In an earlier article we covered how to manage staff when purchasing an existing business. In this edition we are focusing on how to find a business.
There are two ways you can buy a business: you can purchase an existing one or choose a franchise. Whichever way you choose it can seem like a quick way to get off to a flying start. But you will still need to do rigorous planning and research, as if you were starting a business from scratch.
Off the peg
If you want to buy an existing business a good place to start looking is in newspapers or magazines where businesses are advertised for sale, such as the Financial Times, The Times and Sunday Times Classified. Magazines such as Dalton’s Weekly and Exchange and Mart also carry ads for businesses for sale. Dalton’s website, has more than 13,000 businesses for sale.
If you are thinking of buying a retail business, estate agents are another source of information. You will be able to find details of local estate agents in a phone directory such as the Yellow Pages.
Alternatively you can try advertising yourself in local newspapers or trade magazines, specifying the type of business you wish to buy. You can also contact the larger accountancy firms, which have divisions specialising in helping people buy businesses.
“Spend as much time as possible researching the sector you are interested in. The biggest problem people encounter is not knowing what type of business they want to buy. You should also be able to transfer relevant skills into the business you are buying,” advises Marcus Markou, founder and director at businessesforsale.
Choosing a franchise
A franchise can offer you a business that is already established but it comes with both advantages and disadvantages, some of which are detailed below.

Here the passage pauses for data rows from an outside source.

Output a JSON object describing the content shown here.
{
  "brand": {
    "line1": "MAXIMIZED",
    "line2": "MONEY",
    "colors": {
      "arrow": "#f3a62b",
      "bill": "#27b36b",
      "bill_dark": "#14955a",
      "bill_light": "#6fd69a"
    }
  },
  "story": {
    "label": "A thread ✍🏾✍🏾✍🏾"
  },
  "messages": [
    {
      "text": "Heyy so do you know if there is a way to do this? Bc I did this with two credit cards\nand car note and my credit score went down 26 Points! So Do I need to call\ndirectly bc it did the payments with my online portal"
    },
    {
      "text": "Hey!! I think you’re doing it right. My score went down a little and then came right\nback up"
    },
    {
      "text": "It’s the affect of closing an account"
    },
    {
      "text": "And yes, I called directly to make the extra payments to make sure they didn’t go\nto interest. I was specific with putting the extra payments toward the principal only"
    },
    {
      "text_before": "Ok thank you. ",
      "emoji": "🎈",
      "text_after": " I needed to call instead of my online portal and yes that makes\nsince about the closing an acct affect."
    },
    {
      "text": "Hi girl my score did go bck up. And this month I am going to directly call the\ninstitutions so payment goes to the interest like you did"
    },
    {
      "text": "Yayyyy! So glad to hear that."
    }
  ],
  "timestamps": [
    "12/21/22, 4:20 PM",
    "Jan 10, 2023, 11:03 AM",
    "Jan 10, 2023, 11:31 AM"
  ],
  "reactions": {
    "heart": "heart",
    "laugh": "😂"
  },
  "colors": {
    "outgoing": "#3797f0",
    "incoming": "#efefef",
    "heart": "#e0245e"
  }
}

The Lloyds TSB Small Business Guide covers the pluses and minuses of buying a franchise in more detail, which will help you weigh up your choice.
If the business format has been well worked out and tested in the pilot operation, you can side-step many of the problems experienced in setting up a business. This reduces your risk factor and you also receive on-going advice and support that can be particularly beneficial if you have very little business experience.
However while a franchise is your own business, you are still expected to act in the best interests of other franchisees and the franchisor, who is entitled to visit your business at any time to examine your business records.
You could find this both irritating and restrictive. You may also not like the fact that part of your profits will have to go each year in a payment to the franchisor, on top of an initial fee that you have to pay.
If you decide to choose a franchise, your first port of call should be the British Franchise Association, where you can access a Franchisee Information Pack with advice on choosing and evaluating a franchise and a list of professional advisers. The pack costs £29.
If you need help deciding whether or not to buy a franchise, check out the high-street banks, some of which have franchise units which will give you independent advice.
Make sure you seek the advice of an accountant and a solicitor, who can help with any queries you may have about the franchise you are looking to buy.
Questions you should ask are: Is this the first franchise to be sold and, if not, how many have been sold? How long have other franchises been going for? If possible, try and visit other franchisees.
Questions to ask
When you find a business you are interested in buying, it is important to ask to look at the accounts, the business plan and areas such as patents, and to find out as much as you can about the customer base – a process known as due diligence. This will help when it comes to valuing the business.
“Above all do not be pressured into a time frame – as a buyer you must give yourself as much time as possible to understand the business, and to look at both the advantages and disadvantages. Do thorough research on the business’ history and leave no stone unturned,” advises Markou.